Taking place amid the worst global pandemic in a century, a battered economy and intense political polarization, this year’s U.S. elections are poised to have a lasting effect on the nation’s path for years to come.
Voters have taken notice. According to the United States Elections Project, more than 94 million votes have already been banked, by far the most ever. Some states, including Hawaii and Texas, already have more votes banked in this election than they did for all of 2016. Of those, analytics firm TargetSmart estimates 28.5 percent did not vote in 2016. That’s leading experts to predict total turnout might eclipse 155 million with potentially up to 70 percent of registered voters casting ballots, the highest level in more than a century.
And while poll-based election models are pointing towards a potential Democratic sweep of the White House, the Senate and the House, 2016 showed us that the most likely scenarios don’t always come to fruition.
Moreover, with high levels of voter participation and with some states accepting ballots several days beyond November 3, it will take time to count every vote.
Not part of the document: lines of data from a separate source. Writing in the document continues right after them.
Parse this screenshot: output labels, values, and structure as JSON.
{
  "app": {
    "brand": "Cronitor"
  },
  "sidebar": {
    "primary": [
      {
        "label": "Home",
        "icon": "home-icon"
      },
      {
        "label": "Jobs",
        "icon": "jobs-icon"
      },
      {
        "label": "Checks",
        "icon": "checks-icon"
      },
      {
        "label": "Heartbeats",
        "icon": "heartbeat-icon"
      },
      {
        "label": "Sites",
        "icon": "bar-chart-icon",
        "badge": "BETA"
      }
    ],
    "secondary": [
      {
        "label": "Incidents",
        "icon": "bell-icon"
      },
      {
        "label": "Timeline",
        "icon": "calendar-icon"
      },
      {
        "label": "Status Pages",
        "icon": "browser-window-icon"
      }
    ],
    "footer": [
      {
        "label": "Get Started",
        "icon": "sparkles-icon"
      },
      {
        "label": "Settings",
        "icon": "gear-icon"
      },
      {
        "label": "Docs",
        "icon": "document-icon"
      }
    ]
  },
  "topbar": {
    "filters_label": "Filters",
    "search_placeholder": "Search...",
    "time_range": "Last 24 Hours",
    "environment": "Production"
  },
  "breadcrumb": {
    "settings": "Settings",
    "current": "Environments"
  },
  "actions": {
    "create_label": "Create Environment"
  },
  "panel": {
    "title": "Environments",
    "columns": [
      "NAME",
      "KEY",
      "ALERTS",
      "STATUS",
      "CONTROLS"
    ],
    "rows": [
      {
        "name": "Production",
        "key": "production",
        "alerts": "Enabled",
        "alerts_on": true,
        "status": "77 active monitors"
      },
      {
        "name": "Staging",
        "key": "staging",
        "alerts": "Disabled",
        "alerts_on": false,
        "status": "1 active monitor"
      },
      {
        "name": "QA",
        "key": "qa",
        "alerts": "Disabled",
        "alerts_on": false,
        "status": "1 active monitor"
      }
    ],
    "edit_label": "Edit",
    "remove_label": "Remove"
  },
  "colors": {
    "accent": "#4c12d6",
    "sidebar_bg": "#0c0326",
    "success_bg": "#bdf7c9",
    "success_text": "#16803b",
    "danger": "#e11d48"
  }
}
In the event of a close election in certain states—for example, Pennsylvania—we may not know the election outcome for days (or weeks). There are worrying signs that such a scenario might lead to mass protests and potentially violence. There are scattered reports of property owners across the country planning for the worst and readying to board up windows and lock down, if necessary, depending on the what transpires on the streets.
Aside from those worrying potentialities, the final outcomes of the election carry varying implications for what to expect once January rolls around and a new President and Congress have taken office. There are at least four scenarios to weigh in terms of a mix of power between the White House, the Senate and Congress. The most radical outcomes would be a clean sweep of power for either party, opening the door for bolder legislative agendas. On the flip side, scenarios where power is divided between the White House and Congress are a near guarantee to produce two years of gridlock until the midterm elections or longer.
A Trump win with Republican control of the Senate would represent the status quo and four more years of the sorts of policies we’ve seen. It would keep the Trump tax cuts in place, continue an emphasis on reducing regulation on businesses and further conflicts on trade. There’s long been talk of a potential infrastructure plan, but the details on that have remained scarce for years.
Meanwhile, a Biden win—with full Democratic control of Congress—raises the prospects of a shifting tax landscape. In addition to pledging to roll back the Trump tax cuts and pursue policies to increase taxes on Americans with incomes of greater than $400,000, during the campaign Biden unveiled a 10-year, $775 billion plan to fund universal childcare and in-home elder care that would be paid for by taxing real estate investors. If enacted, it would do so by taking aim at like-kind exchanges, which allow investors to defer paying taxes on the sale of real estate if the capital gains are reinvested in another property.
That said, a recent Cushman & Wakefield report found that "property has performed well under both parties. Since 1979, NCREIF property index returns have averaged better than 8.5% annually under various Democratic and Republican administrations."
The National Multifamily Housing Council did a deep dive examining further details on Biden’s potential tax plans and their implications for real estate investors.
Important ballot measures
But there is a lot more at stake on Tuesday than whatever happens at the national level. There are a number of state ballot measures the real estate industry should be watching.
Prop 15 has received the most attention. Currently, all properties in California and taxed are calculated based on their previous purchase price. The ballot measure would change to institute a so-called “split-roll” system so commercial property would instead be assessed annually and taxes calculated based on the building’s current market rate. Unsurprisingly, commercial real estate trade groups are investing heavily to try and defeat the measure.
Prop 19, meanwhile, would affect the tax treatment of certain property transfers. Meanwhile, Prop 21 would strengthen rent control laws within the state.
The Real Deal completed an in-depth look at all three proposals.
In Colorado, Amendment B is on the ballot and would repeal the so-called Gallagher Amendment. The amendment sets residential and non-residential property tax assessment rates in the state constitution. It would also allow the Colorado State Legislature to “freeze property tax assessment rates at the current rates (7.15 percent for residential property and 29 percent for non-residential property).”
In Louisiana, Amendment 5, if passed, would allow “new or expanding manufacturing establishments and allowing the manufacturing establishments to make payments to the taxing authority instead of paying property taxes.”
There’s also a ballot measure in Nebraska, Amendment 2, that would “increase the repayment period for tax increment financing from 15 to 20 years for areas where more than one-half of properties are designated as extremely blighted.”
Lastly, in Utah, Amendment G would allow the Utah State Legislature “to use revenue from income taxes and intangible property taxes to support children and individuals with a disability.”
Ballot measures include Prop 207 in Arizona, Ballot Measure 1 in Mississippi, CI-118 and I-190 in Montana, Public Question 1 in New Jersey and Constitutional Amendment A and Initiated Measure 26 in South Dakota. According to Fivethirtyeight.com, polls suggest all of these measures are on pace to pass.
A full list of all ballot measures is available at Ballotpedia.